What you will do: The answer must be a single number: how many lines in the records below contain the word "JSON".

Page and application data records

┄┄┄┄┄┄

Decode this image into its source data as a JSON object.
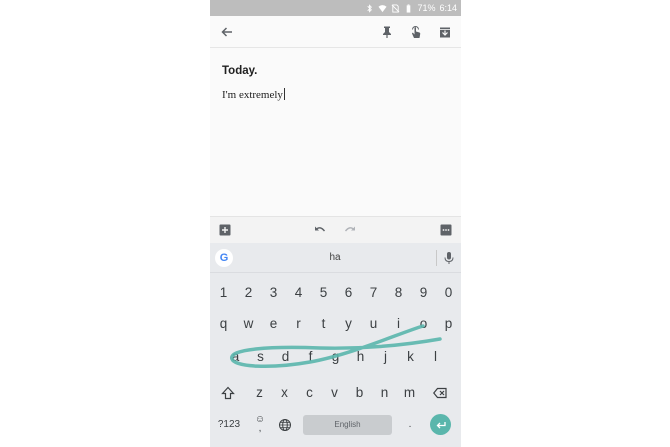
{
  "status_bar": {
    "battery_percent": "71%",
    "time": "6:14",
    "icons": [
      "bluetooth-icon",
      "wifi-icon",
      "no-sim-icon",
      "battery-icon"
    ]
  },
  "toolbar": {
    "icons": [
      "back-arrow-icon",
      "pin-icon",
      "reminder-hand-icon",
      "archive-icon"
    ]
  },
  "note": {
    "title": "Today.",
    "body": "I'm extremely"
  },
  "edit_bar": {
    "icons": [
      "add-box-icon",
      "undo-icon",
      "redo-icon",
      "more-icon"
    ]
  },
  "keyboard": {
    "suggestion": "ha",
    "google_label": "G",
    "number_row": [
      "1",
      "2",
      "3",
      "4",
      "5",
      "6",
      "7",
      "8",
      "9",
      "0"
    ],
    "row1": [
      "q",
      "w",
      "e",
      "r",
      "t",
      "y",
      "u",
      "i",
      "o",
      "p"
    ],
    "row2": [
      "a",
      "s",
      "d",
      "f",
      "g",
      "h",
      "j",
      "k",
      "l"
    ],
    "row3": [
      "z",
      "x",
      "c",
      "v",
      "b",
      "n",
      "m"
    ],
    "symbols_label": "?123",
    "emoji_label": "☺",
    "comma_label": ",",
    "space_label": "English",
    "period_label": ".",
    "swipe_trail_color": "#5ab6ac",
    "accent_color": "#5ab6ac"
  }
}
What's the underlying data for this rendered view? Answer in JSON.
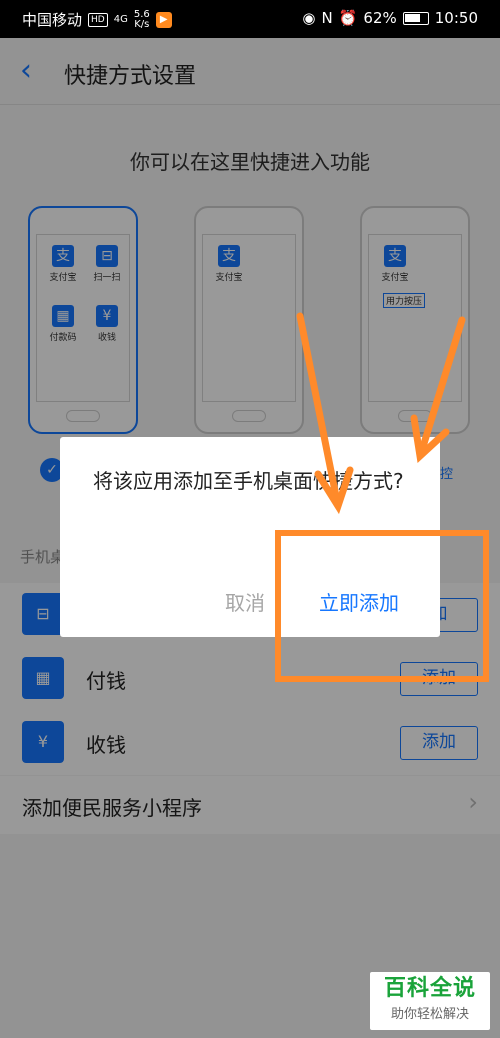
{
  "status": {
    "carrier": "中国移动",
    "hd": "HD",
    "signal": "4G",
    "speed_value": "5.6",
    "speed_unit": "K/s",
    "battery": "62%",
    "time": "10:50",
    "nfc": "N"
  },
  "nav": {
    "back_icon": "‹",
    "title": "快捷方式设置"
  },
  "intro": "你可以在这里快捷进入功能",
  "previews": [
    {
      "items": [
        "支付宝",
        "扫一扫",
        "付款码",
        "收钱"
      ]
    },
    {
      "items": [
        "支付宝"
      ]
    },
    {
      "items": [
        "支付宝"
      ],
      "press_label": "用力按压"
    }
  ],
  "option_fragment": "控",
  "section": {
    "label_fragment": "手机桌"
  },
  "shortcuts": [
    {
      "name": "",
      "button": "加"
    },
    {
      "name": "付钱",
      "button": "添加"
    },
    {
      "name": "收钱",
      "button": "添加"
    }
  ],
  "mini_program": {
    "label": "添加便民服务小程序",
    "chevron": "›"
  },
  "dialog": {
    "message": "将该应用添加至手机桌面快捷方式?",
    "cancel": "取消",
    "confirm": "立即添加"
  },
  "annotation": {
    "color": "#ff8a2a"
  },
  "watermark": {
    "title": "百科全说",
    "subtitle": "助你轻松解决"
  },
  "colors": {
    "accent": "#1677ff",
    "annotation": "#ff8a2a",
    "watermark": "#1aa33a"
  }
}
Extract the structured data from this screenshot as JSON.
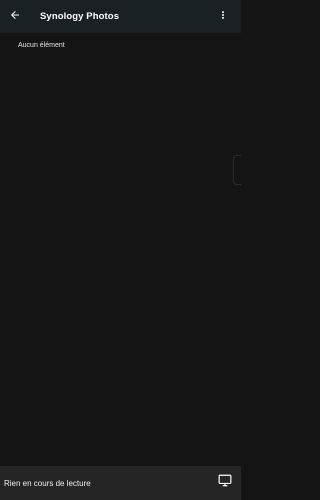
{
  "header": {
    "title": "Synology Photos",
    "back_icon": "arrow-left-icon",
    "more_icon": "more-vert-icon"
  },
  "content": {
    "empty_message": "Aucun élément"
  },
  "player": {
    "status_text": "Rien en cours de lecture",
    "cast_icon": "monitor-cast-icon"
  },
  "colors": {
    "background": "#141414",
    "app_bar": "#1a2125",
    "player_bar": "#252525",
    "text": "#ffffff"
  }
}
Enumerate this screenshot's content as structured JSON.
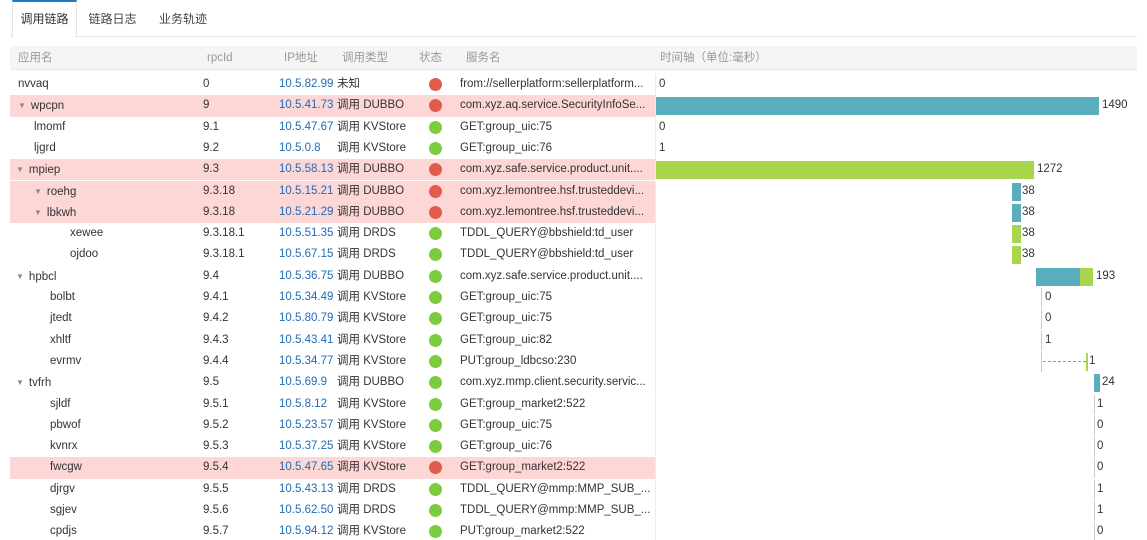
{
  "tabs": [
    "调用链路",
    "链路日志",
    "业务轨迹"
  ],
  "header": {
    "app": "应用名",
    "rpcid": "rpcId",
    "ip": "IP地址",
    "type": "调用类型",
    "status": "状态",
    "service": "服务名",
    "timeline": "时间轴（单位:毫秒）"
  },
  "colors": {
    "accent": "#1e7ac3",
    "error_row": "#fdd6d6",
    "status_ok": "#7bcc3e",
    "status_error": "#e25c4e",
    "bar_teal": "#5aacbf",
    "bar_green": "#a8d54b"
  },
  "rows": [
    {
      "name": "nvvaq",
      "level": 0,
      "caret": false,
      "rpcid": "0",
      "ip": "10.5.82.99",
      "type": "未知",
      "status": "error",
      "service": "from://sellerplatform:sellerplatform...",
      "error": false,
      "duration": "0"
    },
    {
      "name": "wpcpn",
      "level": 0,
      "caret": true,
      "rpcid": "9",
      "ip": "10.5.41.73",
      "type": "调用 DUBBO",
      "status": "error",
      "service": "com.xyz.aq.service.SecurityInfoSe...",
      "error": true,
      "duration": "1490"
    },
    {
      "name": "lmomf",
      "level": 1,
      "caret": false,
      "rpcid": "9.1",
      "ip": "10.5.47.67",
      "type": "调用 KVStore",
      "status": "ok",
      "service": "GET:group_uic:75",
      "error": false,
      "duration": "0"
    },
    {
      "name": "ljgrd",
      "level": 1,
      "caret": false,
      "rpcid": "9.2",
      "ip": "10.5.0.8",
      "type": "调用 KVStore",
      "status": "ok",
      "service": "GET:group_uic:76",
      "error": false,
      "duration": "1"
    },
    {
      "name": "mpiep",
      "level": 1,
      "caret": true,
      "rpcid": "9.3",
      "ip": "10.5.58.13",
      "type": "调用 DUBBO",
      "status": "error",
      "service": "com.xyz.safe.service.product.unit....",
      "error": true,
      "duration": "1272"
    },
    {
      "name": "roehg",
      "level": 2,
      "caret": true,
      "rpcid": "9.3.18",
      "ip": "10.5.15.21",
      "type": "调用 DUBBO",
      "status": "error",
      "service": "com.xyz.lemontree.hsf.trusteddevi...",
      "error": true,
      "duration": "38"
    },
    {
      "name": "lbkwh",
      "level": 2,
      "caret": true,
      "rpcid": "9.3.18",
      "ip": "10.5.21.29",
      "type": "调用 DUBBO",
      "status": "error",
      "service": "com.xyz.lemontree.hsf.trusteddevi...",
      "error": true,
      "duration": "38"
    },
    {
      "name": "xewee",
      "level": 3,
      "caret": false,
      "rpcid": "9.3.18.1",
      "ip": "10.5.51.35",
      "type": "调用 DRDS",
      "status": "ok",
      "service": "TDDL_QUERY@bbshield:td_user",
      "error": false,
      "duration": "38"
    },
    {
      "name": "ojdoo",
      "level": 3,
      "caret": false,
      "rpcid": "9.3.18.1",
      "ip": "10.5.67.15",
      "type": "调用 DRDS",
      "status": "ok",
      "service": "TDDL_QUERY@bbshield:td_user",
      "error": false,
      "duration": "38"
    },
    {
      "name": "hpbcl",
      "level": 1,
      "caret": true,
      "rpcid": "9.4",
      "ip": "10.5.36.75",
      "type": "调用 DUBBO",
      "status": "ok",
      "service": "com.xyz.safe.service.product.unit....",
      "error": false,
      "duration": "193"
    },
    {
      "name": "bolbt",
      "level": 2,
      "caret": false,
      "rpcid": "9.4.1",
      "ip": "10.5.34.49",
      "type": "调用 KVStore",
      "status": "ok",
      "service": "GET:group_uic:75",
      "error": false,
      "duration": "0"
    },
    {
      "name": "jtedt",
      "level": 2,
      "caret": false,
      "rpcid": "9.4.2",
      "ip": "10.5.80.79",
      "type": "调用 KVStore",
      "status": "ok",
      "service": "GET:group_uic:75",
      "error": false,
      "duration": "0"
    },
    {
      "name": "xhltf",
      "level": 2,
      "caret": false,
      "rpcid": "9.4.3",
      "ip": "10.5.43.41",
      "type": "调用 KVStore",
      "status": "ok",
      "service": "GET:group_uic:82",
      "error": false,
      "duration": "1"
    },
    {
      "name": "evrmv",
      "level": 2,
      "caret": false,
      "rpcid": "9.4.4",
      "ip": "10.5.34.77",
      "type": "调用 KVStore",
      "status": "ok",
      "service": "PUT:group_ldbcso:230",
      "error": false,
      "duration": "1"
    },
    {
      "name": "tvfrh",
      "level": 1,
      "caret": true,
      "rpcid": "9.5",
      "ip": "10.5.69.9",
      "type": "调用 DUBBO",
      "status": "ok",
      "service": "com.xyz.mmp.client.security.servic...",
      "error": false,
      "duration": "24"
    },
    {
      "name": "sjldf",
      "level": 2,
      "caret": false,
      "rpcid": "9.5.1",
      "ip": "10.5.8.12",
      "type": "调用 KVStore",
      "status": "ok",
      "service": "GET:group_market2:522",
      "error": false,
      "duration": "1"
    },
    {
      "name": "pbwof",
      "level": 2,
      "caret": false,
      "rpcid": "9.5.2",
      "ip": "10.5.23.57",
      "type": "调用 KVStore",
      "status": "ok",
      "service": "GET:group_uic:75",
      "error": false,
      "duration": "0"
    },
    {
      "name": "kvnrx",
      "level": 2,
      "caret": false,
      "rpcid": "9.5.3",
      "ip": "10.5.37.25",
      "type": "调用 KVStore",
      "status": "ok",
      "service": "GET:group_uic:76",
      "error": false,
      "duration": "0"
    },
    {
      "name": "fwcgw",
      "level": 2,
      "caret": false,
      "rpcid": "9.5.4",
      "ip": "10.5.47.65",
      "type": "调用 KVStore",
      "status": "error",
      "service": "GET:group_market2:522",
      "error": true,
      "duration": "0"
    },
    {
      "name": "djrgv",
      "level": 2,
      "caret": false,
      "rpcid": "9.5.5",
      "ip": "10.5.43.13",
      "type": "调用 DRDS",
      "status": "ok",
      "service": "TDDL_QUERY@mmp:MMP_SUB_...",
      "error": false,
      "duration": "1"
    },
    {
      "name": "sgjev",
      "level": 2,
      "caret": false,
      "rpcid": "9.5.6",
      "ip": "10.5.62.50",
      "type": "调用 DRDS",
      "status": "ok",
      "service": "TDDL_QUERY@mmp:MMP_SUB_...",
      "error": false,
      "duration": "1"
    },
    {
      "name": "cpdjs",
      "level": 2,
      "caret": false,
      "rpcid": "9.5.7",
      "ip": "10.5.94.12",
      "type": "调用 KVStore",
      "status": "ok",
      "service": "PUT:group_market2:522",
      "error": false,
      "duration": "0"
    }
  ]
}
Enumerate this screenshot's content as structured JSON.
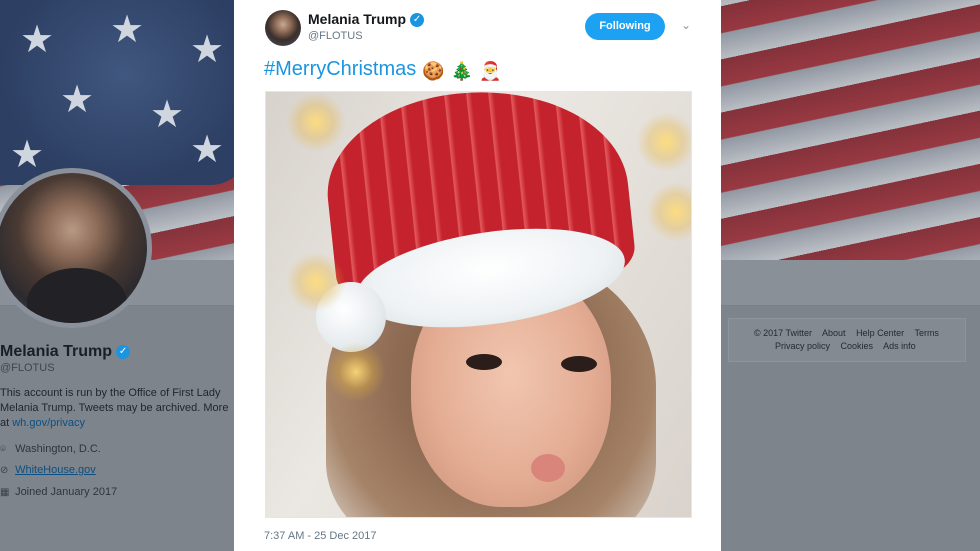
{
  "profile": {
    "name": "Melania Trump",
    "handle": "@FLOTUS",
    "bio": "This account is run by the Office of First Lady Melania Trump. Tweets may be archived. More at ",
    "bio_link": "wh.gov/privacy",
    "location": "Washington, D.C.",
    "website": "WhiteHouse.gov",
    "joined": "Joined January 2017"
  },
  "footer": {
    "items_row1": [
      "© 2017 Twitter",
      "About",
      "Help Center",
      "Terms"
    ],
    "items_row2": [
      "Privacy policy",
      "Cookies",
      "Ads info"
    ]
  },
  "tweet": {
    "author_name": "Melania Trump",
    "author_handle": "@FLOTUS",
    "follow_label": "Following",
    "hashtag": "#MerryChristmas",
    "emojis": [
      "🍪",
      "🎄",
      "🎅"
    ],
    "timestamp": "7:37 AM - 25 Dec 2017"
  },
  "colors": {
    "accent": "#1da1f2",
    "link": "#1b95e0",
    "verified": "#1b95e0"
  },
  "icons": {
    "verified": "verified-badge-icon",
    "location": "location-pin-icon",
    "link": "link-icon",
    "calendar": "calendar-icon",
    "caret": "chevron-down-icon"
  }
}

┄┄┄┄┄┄

Task result: 5